History

The British Shorthair’s origins are said to stretch back to the first century AD, making it one of the world’s oldest recognized cat breeds. The Romans brought these cats and maintained them to keep snakes, mice, and insects out of their camps. The local European wildcat population then interbred with these cats. Their naturally isolated offspring have developed throughout the generations. In the eighteenth century, selective breeding of the best representatives of the type began, with a focus on generating the rare blue-grey variety known as the “British Blue” or “English type” (to distinguish it from the more fine-■■■■■ “Russian type”). Harrison Weir, a British artist and pioneering cat fancier, is credited with coming up with the idea of standardizing the breed, according to some accounts. In order to maintain the breed standard after the war, the GCCF decided to only accept third-generation Persian/British Shorthair crosses. By World War II, there was a dearth of pure breeding stock again, so the Persian and Russian Blue were reintroduced into the mix. Shorthair breeders in the United Kingdom collaborated with French Chartreux, another old breed.

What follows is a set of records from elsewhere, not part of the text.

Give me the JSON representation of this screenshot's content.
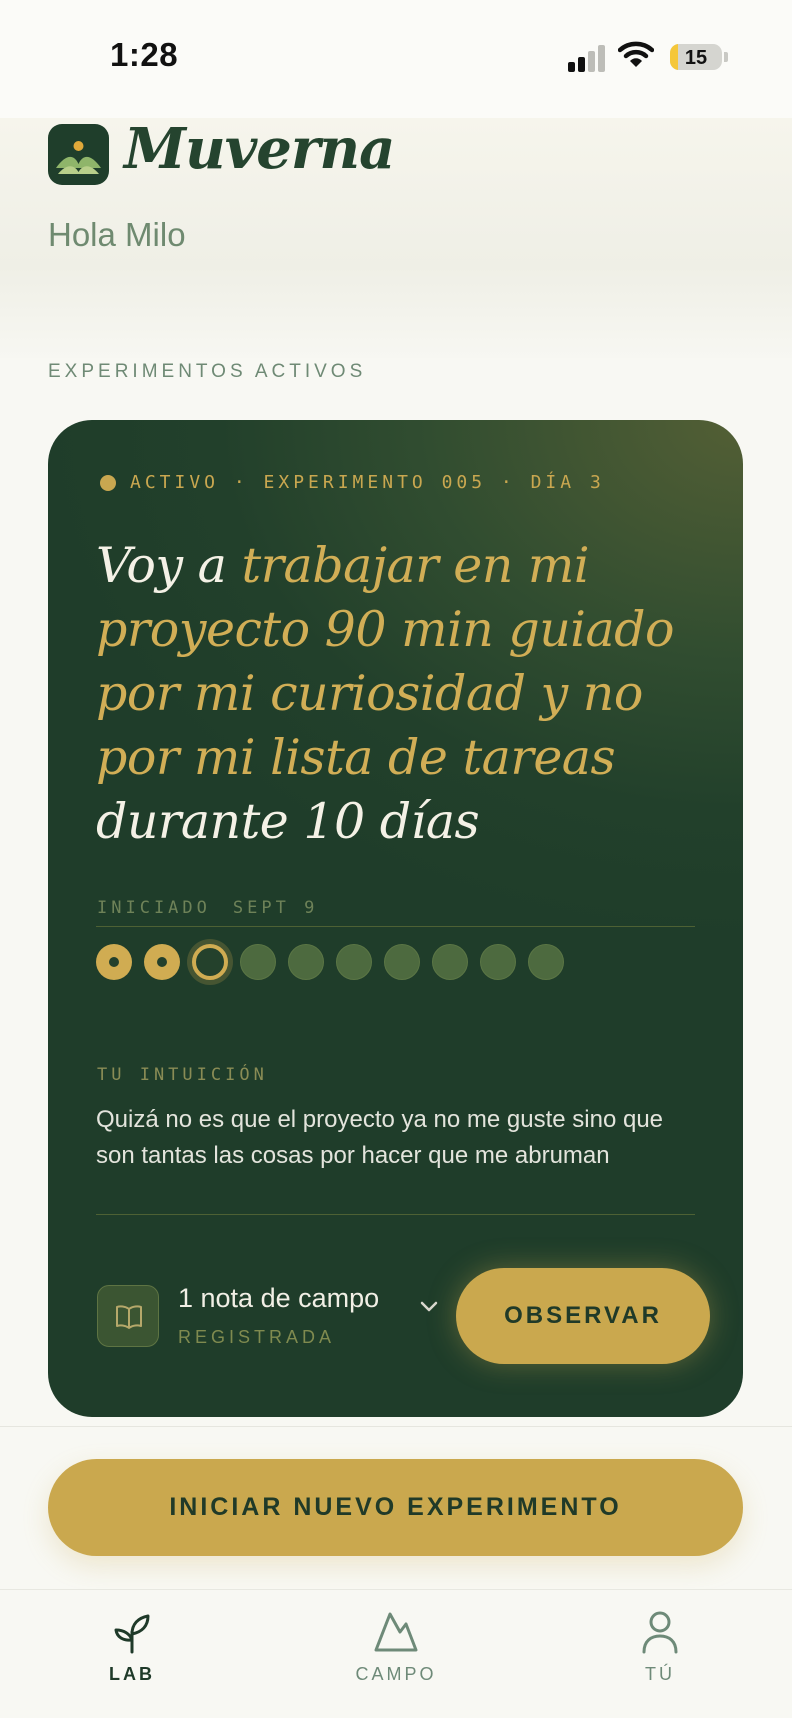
{
  "status_bar": {
    "time": "1:28",
    "battery": "15",
    "battery_level": 0.15
  },
  "brand": {
    "name": "Muverna"
  },
  "greeting": "Hola Milo",
  "section_label": "EXPERIMENTOS ACTIVOS",
  "experiment": {
    "meta": "ACTIVO · EXPERIMENTO 005 · DÍA 3",
    "title": {
      "lead": "Voy a ",
      "highlight": "trabajar en mi proyecto 90 min guiado por mi curiosidad y no por mi lista de tareas",
      "tail": " durante 10 días"
    },
    "started_label": "INICIADO",
    "started_date": "SEPT 9",
    "progress": {
      "completed": 2,
      "current": 3,
      "total": 10
    },
    "intuition_label": "TU INTUICIÓN",
    "intuition_text": "Quizá no es que el proyecto ya no me guste sino que son tantas las cosas por hacer que me abruman",
    "notes_title": "1 nota de campo",
    "notes_sub": "REGISTRADA",
    "notes_icon": "book-icon",
    "observe_label": "OBSERVAR"
  },
  "new_experiment_label": "INICIAR NUEVO EXPERIMENTO",
  "tabs": [
    {
      "label": "LAB",
      "icon": "sprout-icon",
      "active": true
    },
    {
      "label": "CAMPO",
      "icon": "mountain-icon",
      "active": false
    },
    {
      "label": "TÚ",
      "icon": "person-icon",
      "active": false
    }
  ],
  "colors": {
    "card_green": "#22402b",
    "accent_gold": "#caa84e",
    "brand_green": "#25442f"
  }
}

Description

Appearance

With a broad chest, strong thick-set legs with rounded paws, and a medium-length, blunt-tipped tail, the British Shorthair is a relatively powerful-looking huge cat. With a short nose, thick cheeks (particularly visible in adult males, who tend to acquire prominent jowls), and huge round eyes that are bright coppery orange in the British Blue and otherwise .

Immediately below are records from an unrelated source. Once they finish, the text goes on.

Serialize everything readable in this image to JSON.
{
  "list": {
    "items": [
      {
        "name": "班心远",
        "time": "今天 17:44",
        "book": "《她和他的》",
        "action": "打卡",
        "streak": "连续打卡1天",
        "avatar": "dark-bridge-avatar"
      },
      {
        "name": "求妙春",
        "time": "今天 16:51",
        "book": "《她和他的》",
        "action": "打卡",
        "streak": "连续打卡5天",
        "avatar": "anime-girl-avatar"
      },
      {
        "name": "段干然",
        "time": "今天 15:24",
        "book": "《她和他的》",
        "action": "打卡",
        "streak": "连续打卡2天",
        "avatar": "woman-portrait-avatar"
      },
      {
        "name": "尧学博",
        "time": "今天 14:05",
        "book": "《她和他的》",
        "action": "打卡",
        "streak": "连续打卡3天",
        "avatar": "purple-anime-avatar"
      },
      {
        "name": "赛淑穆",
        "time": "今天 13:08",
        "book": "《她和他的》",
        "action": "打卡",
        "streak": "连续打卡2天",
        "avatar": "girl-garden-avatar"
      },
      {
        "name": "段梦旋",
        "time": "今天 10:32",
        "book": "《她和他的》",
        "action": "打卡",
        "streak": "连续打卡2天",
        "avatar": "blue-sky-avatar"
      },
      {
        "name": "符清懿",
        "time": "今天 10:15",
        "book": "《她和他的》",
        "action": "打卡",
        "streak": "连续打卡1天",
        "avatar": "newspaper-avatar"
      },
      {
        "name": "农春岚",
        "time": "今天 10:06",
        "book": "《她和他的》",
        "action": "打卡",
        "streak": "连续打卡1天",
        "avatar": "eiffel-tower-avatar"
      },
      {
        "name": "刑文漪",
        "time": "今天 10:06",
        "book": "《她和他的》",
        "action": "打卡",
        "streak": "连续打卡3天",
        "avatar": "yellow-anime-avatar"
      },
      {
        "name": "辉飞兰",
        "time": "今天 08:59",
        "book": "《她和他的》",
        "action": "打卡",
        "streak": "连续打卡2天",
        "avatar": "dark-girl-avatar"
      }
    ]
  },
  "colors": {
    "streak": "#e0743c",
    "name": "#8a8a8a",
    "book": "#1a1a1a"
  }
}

Coat, colour, and patterns

The coat of the British Shorthair is one of the breed’s distinguishing characteristics. It is dense but lacks an undercoat; as a result, the texture is plush rather than woolly or fluffy, with a stiff, “crisp” pile that splits dramatically as the cat moves. Despite the fact that the British Blue is the most well-known colour, British Shorthairs have been developed in a variety of other colours and patterns.

Temperament

They are a calm and dignified breed, not as active and lively as many other breeds, but sweet-natured and loyal to their owners, making them a favourite among animal trainers. They are generally safe around other pets and children because they can accept some physical touch, although they dislike being lifted up or carried. They don’t require much maintenance and adapt well to being kept.

FAQ’S

Are British Shorthair cats expensive?

Because there is nothing to compare the price to other than other popular pedigree cats, it’s difficult to say that British Shorthair cats are pricey. They are possibly the most expensive purebred cats on the market today, with some specimens fetching up to $50,000.

Are British Shorthair cats friendly?

The British Shorthair is a straightforward breed with a friendly, quiet personality that makes it ideal for living with children and other animals. These felines are thought to be well-balanced and sociable. They are not extremely acrobatic, and their temperament is much calmer than that of certain other breeds.

*Are British Shorthair cats lazy?

The British Shorthair is recognized for its calm demeanor and kind demeanor. Generally laid-back, easygoing, and calm, this cat can be a touch indolent on sometimes.

Why do British Shorthair cats hate being picked up?

What makes British Shorthair Cats dislike being picked up? Unlike other breeds, British
Shorthair Cats become agitated when you take them up, no matter how carefully you handle them. They’re affectionate in ways that other breeds aren’t. It is harassment to them, not an expression of affection.